3. Take more time to save
At best, saving for a down payment of 20% or more will take most people months or even years—and it could even take decades. When factoring in what you would spend every month on rent, waiting until you have a 20% down payment can lead to a significant opportunity cost. In the long run, it might make more sense to purchase a property now at 3% to 5% down than to pay rent while trying to save for a 20% down payment.
Whether it is smart to put a lot down on a house depends on your financial situation and your financial goals. Typically, making a 20% or more down payment on a home is seen as a good idea because it often means you will have to pay less interest over time. It also means that you can eliminate private mortgage insurance (PMI) fees—which can be costly.
In either case, it is essential that you analyze your financial situation with your loved ones and with mortgage professionals to determine whether putting a lot down on a house is the best option for you. As mentioned, waiting until you have saved up enough to make that 20% down payment may force you to pay more in rent than you might save through eliminating PMI and decreasing your interest payments. During the time you are saving, you could also miss out on key moments to get into red-hot housing markets.
The important takeaway is to remember that there is no one-size-fits-all answer to the amount you should put down on a house. Loan types often determine the minimum requirements. Saving up for that coveted 20% down payment could also see you missing out on opportunities to purchase that dream home or tie up your money for repairs further down the line.
Remember: Know your financial situation, know your financial goals, and know the options available to you before deciding how much to put down on your home. You don't have to do 20%, you don't even have to do the average down payment on a house of 6%. What you have to do what works for you.
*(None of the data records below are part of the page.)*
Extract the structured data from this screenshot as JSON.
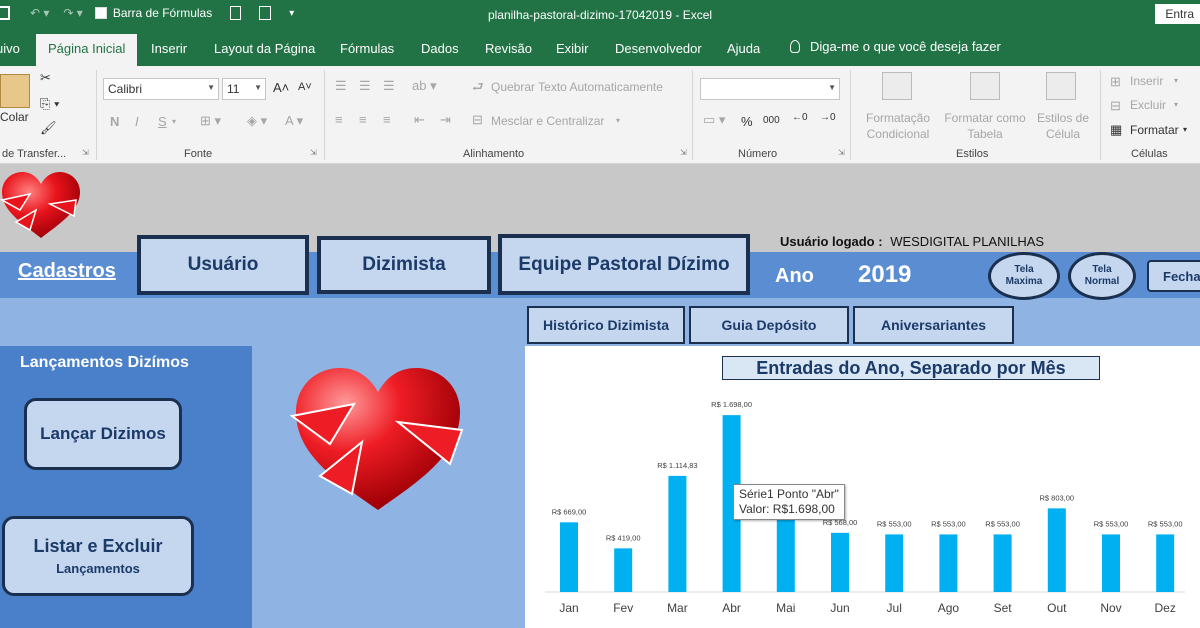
{
  "titlebar": {
    "formula_bar_label": "Barra de Fórmulas",
    "title": "planilha-pastoral-dizimo-17042019  -  Excel",
    "signin": "Entra",
    "bg": "#217346"
  },
  "tabs": {
    "items": [
      "uivo",
      "Página Inicial",
      "Inserir",
      "Layout da Página",
      "Fórmulas",
      "Dados",
      "Revisão",
      "Exibir",
      "Desenvolvedor",
      "Ajuda"
    ],
    "tell_me": "Diga-me o que você deseja fazer"
  },
  "ribbon": {
    "clipboard": {
      "paste": "Colar",
      "label": "de Transfer..."
    },
    "font": {
      "name": "Calibri",
      "size": "11",
      "bold": "N",
      "italic": "I",
      "underline": "S",
      "label": "Fonte"
    },
    "alignment": {
      "wrap": "Quebrar Texto Automaticamente",
      "merge": "Mesclar e Centralizar",
      "label": "Alinhamento"
    },
    "number": {
      "format": "",
      "percent": "%",
      "thousands": "000",
      "label": "Número"
    },
    "styles": {
      "conditional": "Formatação Condicional",
      "as_table": "Formatar como Tabela",
      "cell_styles": "Estilos de Célula",
      "label": "Estilos"
    },
    "cells": {
      "insert": "Inserir",
      "delete": "Excluir",
      "format": "Formatar",
      "label": "Células"
    }
  },
  "sheet": {
    "logged_user_label": "Usuário logado :",
    "logged_user": "WESDIGITAL PLANILHAS",
    "cadastros": "Cadastros",
    "nav": {
      "usuario": "Usuário",
      "dizimista": "Dizimista",
      "equipe": "Equipe Pastoral Dízimo"
    },
    "year_label": "Ano",
    "year": "2019",
    "tela_maxima": [
      "Tela",
      "Maxima"
    ],
    "tela_normal": [
      "Tela",
      "Normal"
    ],
    "fechar": "Fecha",
    "sub_nav": {
      "historico": "Histórico Dizimista",
      "guia": "Guia Depósito",
      "aniversariantes": "Aniversariantes"
    },
    "lancamentos_title": "Lançamentos Dizímos",
    "lancar": "Lançar Dizimos",
    "listar": "Listar e Excluir",
    "listar_sub": "Lançamentos"
  },
  "tooltip": {
    "line1": "Série1 Ponto \"Abr\"",
    "line2": "Valor:  R$1.698,00"
  },
  "chart_data": {
    "type": "bar",
    "title": "Entradas do Ano, Separado por Mês",
    "categories": [
      "Jan",
      "Fev",
      "Mar",
      "Abr",
      "Mai",
      "Jun",
      "Jul",
      "Ago",
      "Set",
      "Out",
      "Nov",
      "Dez"
    ],
    "values": [
      669,
      419,
      1114.83,
      1698,
      723,
      568,
      553,
      553,
      553,
      803,
      553,
      553
    ],
    "labels": [
      "R$ 669,00",
      "R$ 419,00",
      "R$ 1.114,83",
      "R$ 1.698,00",
      "",
      "R$ 568,00",
      "R$ 553,00",
      "R$ 553,00",
      "R$ 553,00",
      "R$ 803,00",
      "R$ 553,00",
      "R$ 553,00"
    ],
    "ylim": [
      0,
      1750
    ],
    "color": "#00b0f0",
    "grid": false
  }
}
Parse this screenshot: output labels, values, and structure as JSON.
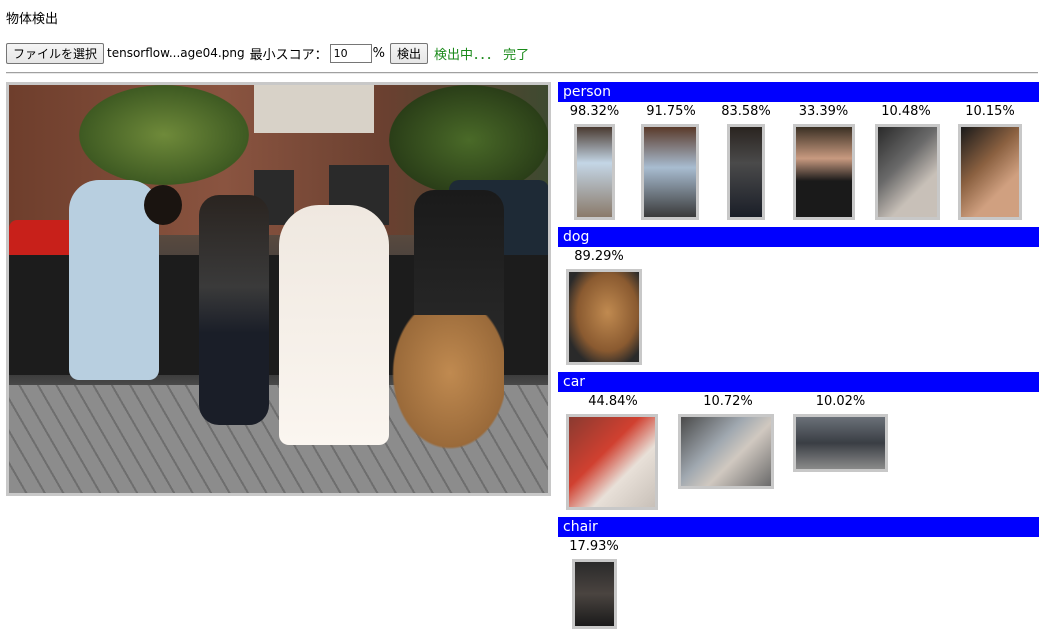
{
  "page": {
    "title": "物体検出"
  },
  "toolbar": {
    "file_button": "ファイルを選択",
    "file_name": "tensorflow...age04.png",
    "min_score_label": "最小スコア：",
    "min_score_value": "10",
    "percent": "%",
    "detect_button": "検出",
    "status": "検出中．．． 完了"
  },
  "results": [
    {
      "label": "person",
      "detections": [
        {
          "score": "98.32%"
        },
        {
          "score": "91.75%"
        },
        {
          "score": "83.58%"
        },
        {
          "score": "33.39%"
        },
        {
          "score": "10.48%"
        },
        {
          "score": "10.15%"
        }
      ]
    },
    {
      "label": "dog",
      "detections": [
        {
          "score": "89.29%"
        }
      ]
    },
    {
      "label": "car",
      "detections": [
        {
          "score": "44.84%"
        },
        {
          "score": "10.72%"
        },
        {
          "score": "10.02%"
        }
      ]
    },
    {
      "label": "chair",
      "detections": [
        {
          "score": "17.93%"
        }
      ]
    }
  ]
}
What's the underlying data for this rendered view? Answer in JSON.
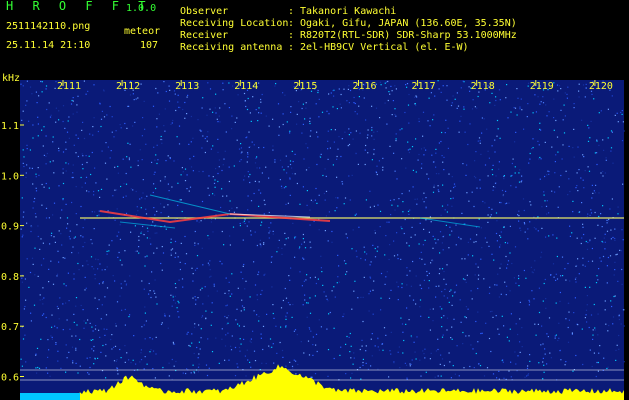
{
  "app": {
    "name": "H R O F F T",
    "version": "1.0.0"
  },
  "file": {
    "name": "2511142110.png",
    "category": "meteor",
    "timestamp": "25.11.14 21:10",
    "count": "107"
  },
  "info": {
    "rows": [
      {
        "label": "Observer",
        "value": "Takanori Kawachi"
      },
      {
        "label": "Receiving Location",
        "value": "Ogaki, Gifu, JAPAN (136.60E, 35.35N)"
      },
      {
        "label": "Receiver",
        "value": "R820T2(RTL-SDR) SDR-Sharp 53.1000MHz"
      },
      {
        "label": "Receiving antenna",
        "value": "2el-HB9CV Vertical (el. E-W)"
      }
    ],
    "separator": ":"
  },
  "spectrogram": {
    "unit": "kHz",
    "time_ticks": [
      "2111",
      "2112",
      "2113",
      "2114",
      "2115",
      "2116",
      "2117",
      "2118",
      "2119",
      "2120"
    ],
    "freq_ticks": [
      "1.1",
      "1.0",
      "0.9",
      "0.8",
      "0.7",
      "0.6"
    ],
    "carrier_khz": 0.92,
    "colors": {
      "background": "#0a1a78",
      "text": "#ffff33",
      "title": "#33ff33",
      "grid": "#ffffff",
      "carrier": "#ffff66",
      "power": "#ffff00"
    }
  }
}
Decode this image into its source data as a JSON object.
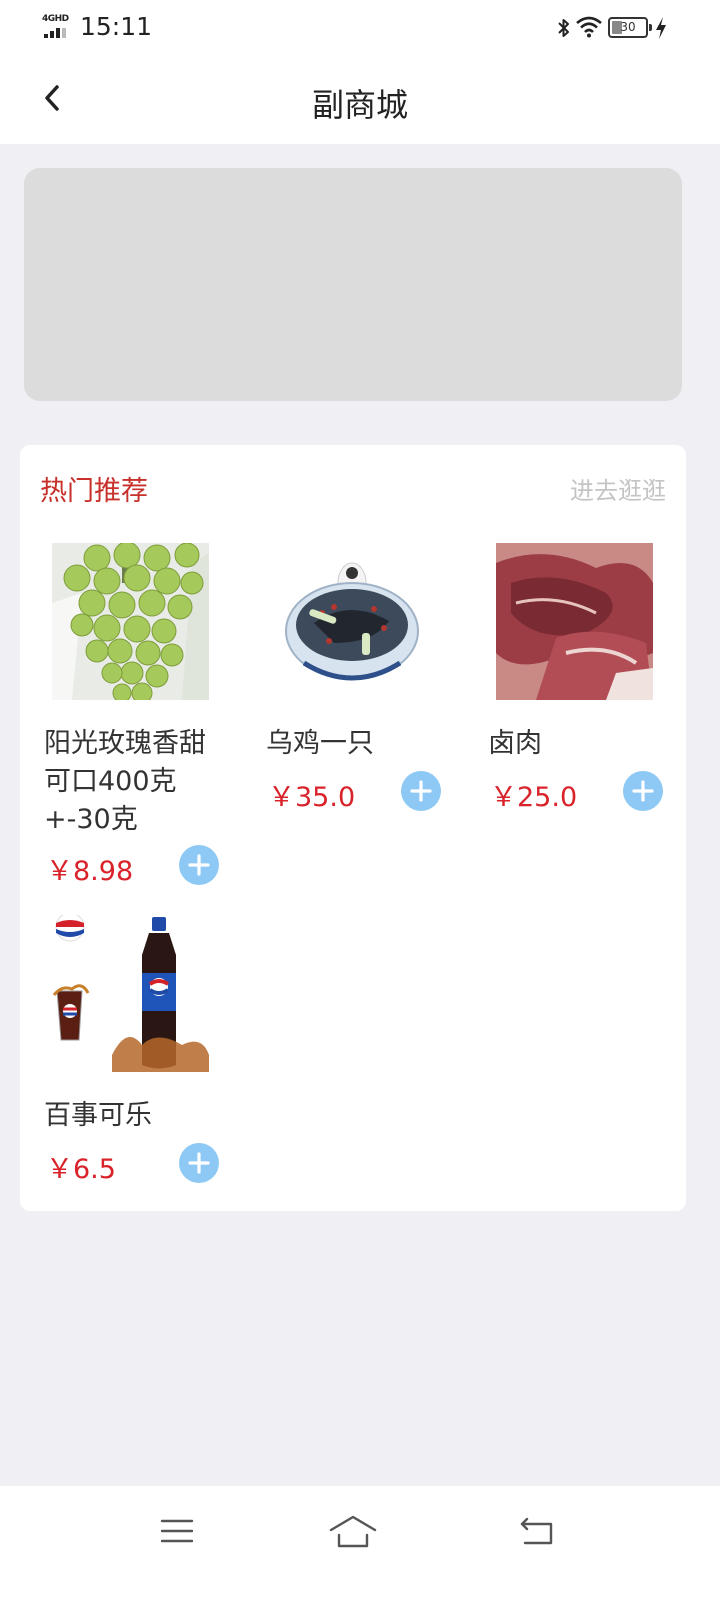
{
  "status_bar": {
    "network": "4GHD",
    "time": "15:11",
    "battery": "30"
  },
  "header": {
    "title": "副商城"
  },
  "hot_section": {
    "title": "热门推荐",
    "more_label": "进去逛逛"
  },
  "products": [
    {
      "name": "阳光玫瑰香甜可口400克+-30克",
      "price": "￥8.98",
      "image": "green-grapes"
    },
    {
      "name": "乌鸡一只",
      "price": "￥35.0",
      "image": "black-chicken-soup"
    },
    {
      "name": "卤肉",
      "price": "￥25.0",
      "image": "braised-meat"
    },
    {
      "name": "百事可乐",
      "price": "￥6.5",
      "image": "pepsi-bottle"
    }
  ],
  "icons": {
    "back": "chevron-left-icon",
    "add": "plus-circle-icon",
    "menu": "menu-icon",
    "home": "home-icon",
    "return": "return-icon"
  },
  "colors": {
    "accent_red": "#c8302b",
    "price_red": "#d9222a",
    "add_button": "#8ec9f5",
    "banner_placeholder": "#dcdcdc",
    "page_bg": "#efeff4"
  }
}
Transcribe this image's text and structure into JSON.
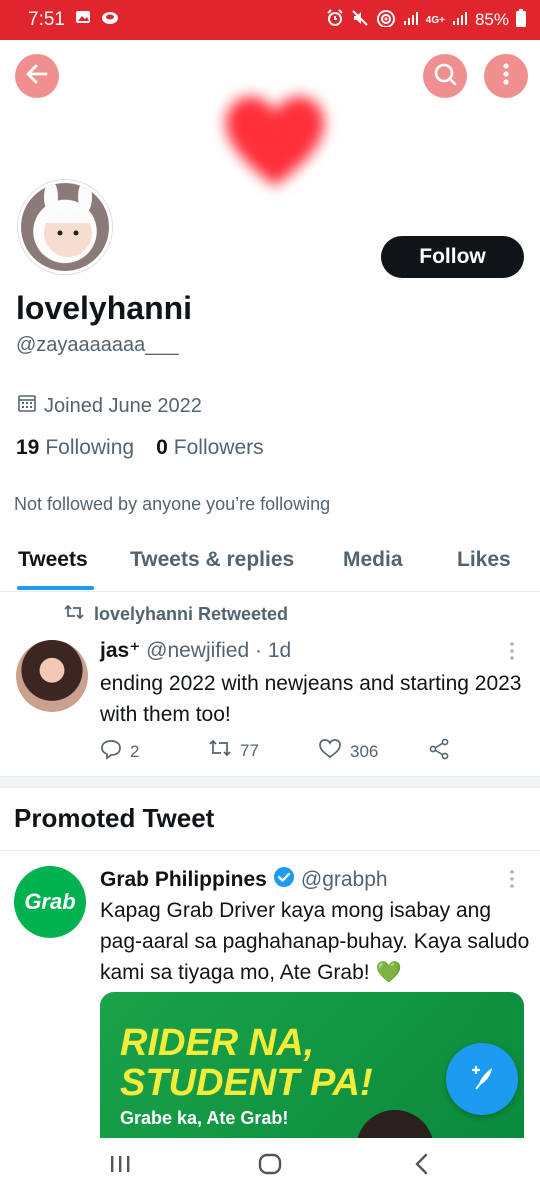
{
  "status_bar": {
    "time": "7:51",
    "battery": "85%",
    "network": "4G+",
    "bg_color": "#e0252c"
  },
  "profile": {
    "display_name": "lovelyhanni",
    "handle": "@zayaaaaaaa___",
    "joined": "Joined June 2022",
    "following_count": "19",
    "following_label": "Following",
    "followers_count": "0",
    "followers_label": "Followers",
    "not_followed_note": "Not followed by anyone you’re following",
    "follow_button": "Follow"
  },
  "tabs": [
    {
      "label": "Tweets",
      "active": true
    },
    {
      "label": "Tweets & replies",
      "active": false
    },
    {
      "label": "Media",
      "active": false
    },
    {
      "label": "Likes",
      "active": false
    }
  ],
  "retweet": {
    "context": "lovelyhanni Retweeted",
    "author_name": "jas⁺",
    "author_handle": "@newjified",
    "age": "· 1d",
    "text": "ending 2022 with newjeans and starting 2023 with them too!",
    "replies": "2",
    "retweets": "77",
    "likes": "306"
  },
  "promoted": {
    "section_title": "Promoted Tweet",
    "logo_text": "Grab",
    "author_name": "Grab Philippines",
    "author_handle": "@grabph",
    "text": "Kapag Grab Driver kaya mong isabay ang pag-aaral sa paghahanap-buhay. Kaya saludo kami sa tiyaga mo, Ate Grab! 💚",
    "ad_line1": "RIDER NA,",
    "ad_line2": "STUDENT PA!",
    "ad_line3": "Grabe ka, Ate Grab!",
    "brand_color": "#00b14f"
  },
  "colors": {
    "accent": "#1d9bf0",
    "header_button": "#ef8f8f"
  }
}
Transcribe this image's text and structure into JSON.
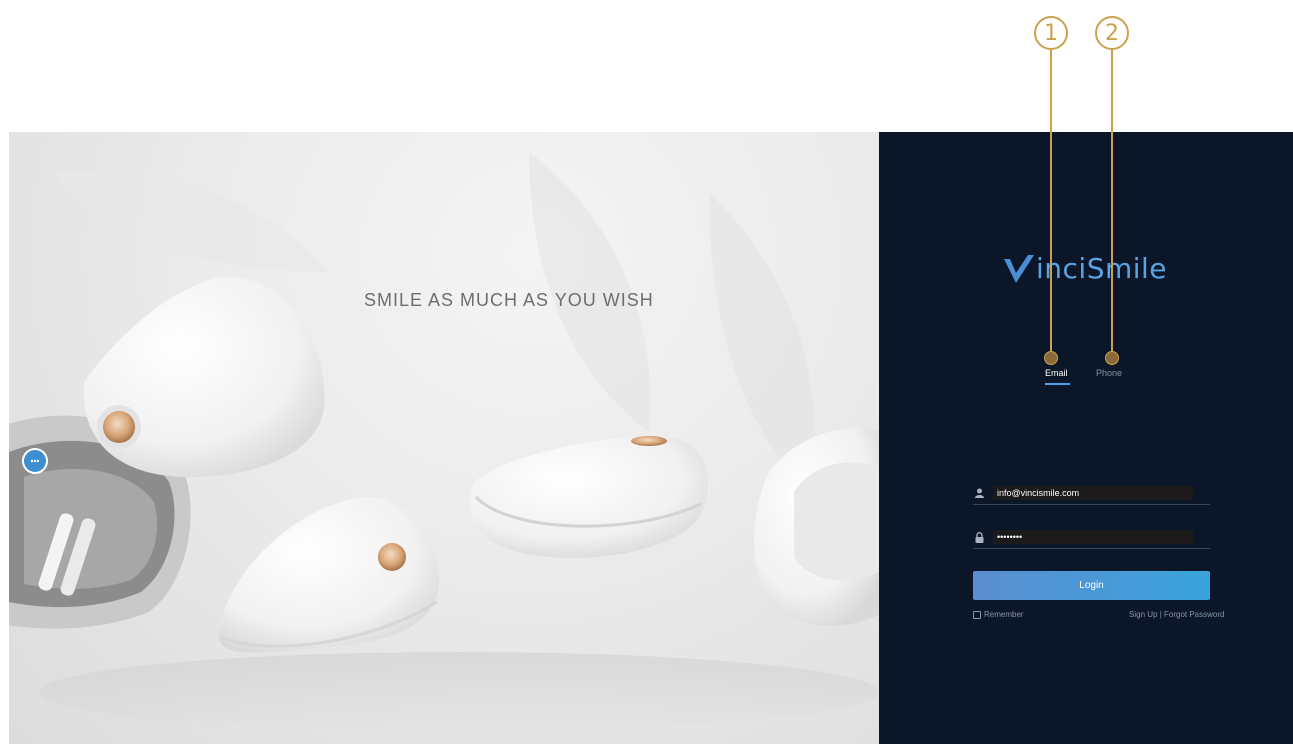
{
  "annotations": {
    "callouts": [
      {
        "number": "1"
      },
      {
        "number": "2"
      }
    ],
    "color": "#c9a34c"
  },
  "hero": {
    "title": "SMILE AS MUCH AS YOU WISH",
    "chat_icon": "chat-ellipsis-icon"
  },
  "login": {
    "brand": {
      "logo_text": "inciSmile",
      "logo_letter_icon": "v-check-logo-icon",
      "color": "#5aa3e0"
    },
    "tabs": [
      {
        "label": "Email",
        "active": true
      },
      {
        "label": "Phone",
        "active": false
      }
    ],
    "email": {
      "value": "info@vincismile.com",
      "icon": "user-icon"
    },
    "password": {
      "value": "••••••••",
      "icon": "lock-icon"
    },
    "login_button": "Login",
    "remember_label": "Remember",
    "signup_link": "Sign Up",
    "separator": " | ",
    "forgot_link": "Forgot Password",
    "background": "#0b1628",
    "accent": "#4ea3e6"
  }
}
How much was the down payment on your house? Tell us in the comment section below what it was and what percentage it was of your total mortgage.